What you need to do:
Copy each line of the entries that includes the word "name".

Excerpts from an interface dataset:
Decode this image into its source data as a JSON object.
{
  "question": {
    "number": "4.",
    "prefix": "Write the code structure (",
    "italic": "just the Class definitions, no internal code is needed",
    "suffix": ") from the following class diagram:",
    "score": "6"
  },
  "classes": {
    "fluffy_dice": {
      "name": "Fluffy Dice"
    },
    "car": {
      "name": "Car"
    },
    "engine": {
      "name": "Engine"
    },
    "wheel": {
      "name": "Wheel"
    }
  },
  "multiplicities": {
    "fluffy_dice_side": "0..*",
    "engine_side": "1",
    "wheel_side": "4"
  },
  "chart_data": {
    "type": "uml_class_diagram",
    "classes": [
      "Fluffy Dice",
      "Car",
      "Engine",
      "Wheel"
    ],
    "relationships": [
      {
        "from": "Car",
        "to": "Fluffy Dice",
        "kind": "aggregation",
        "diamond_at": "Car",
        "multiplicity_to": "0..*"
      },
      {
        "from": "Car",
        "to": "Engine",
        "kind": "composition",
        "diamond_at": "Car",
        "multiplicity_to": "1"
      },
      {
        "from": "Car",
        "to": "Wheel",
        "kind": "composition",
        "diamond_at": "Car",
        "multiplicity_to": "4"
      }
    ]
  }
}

Written reply:
      "name": "Fluffy Dice"
      "name": "Car"
      "name": "Engine"
      "name": "Wheel"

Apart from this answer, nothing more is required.